● **REQUIRED ACTION**:
Each record must be written out again exactly. Skip any picture it contains.
:: SOURCE MATERIAL
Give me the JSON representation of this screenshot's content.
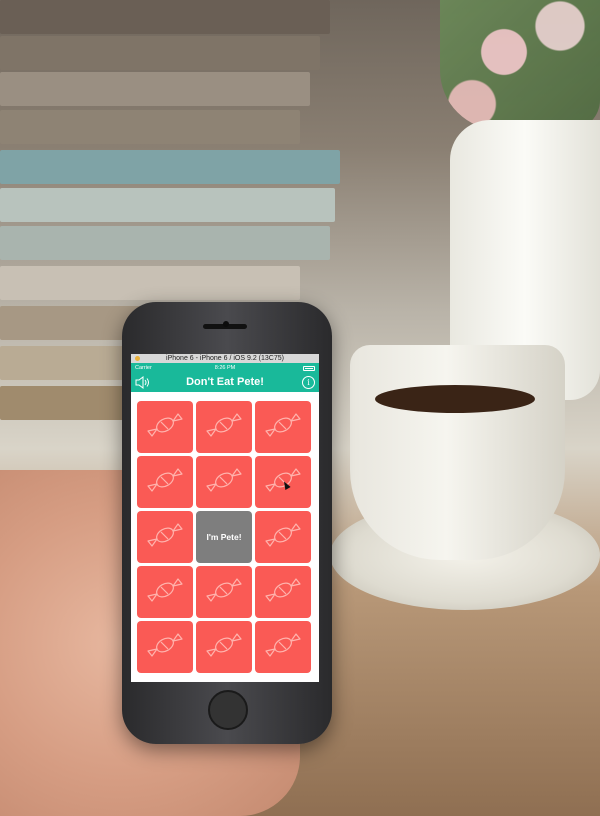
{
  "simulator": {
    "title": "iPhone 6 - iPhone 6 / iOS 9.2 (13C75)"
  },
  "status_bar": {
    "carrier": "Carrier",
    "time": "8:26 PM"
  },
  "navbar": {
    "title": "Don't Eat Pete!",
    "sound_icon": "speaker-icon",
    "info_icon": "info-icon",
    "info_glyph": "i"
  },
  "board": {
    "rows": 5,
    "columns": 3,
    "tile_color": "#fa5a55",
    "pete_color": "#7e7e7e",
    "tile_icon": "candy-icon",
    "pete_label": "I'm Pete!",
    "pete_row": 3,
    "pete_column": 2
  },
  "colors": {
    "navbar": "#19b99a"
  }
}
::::
● **SOLUTION FOR THIS PROBLEM**:
Give me the JSON representation of this screenshot's content.
{
  "simulator": {
    "title": "iPhone 6 - iPhone 6 / iOS 9.2 (13C75)"
  },
  "status_bar": {
    "carrier": "Carrier",
    "time": "8:26 PM"
  },
  "navbar": {
    "title": "Don't Eat Pete!",
    "sound_icon": "speaker-icon",
    "info_icon": "info-icon",
    "info_glyph": "i"
  },
  "board": {
    "rows": 5,
    "columns": 3,
    "tile_color": "#fa5a55",
    "pete_color": "#7e7e7e",
    "tile_icon": "candy-icon",
    "pete_label": "I'm Pete!",
    "pete_row": 3,
    "pete_column": 2
  },
  "colors": {
    "navbar": "#19b99a"
  }
}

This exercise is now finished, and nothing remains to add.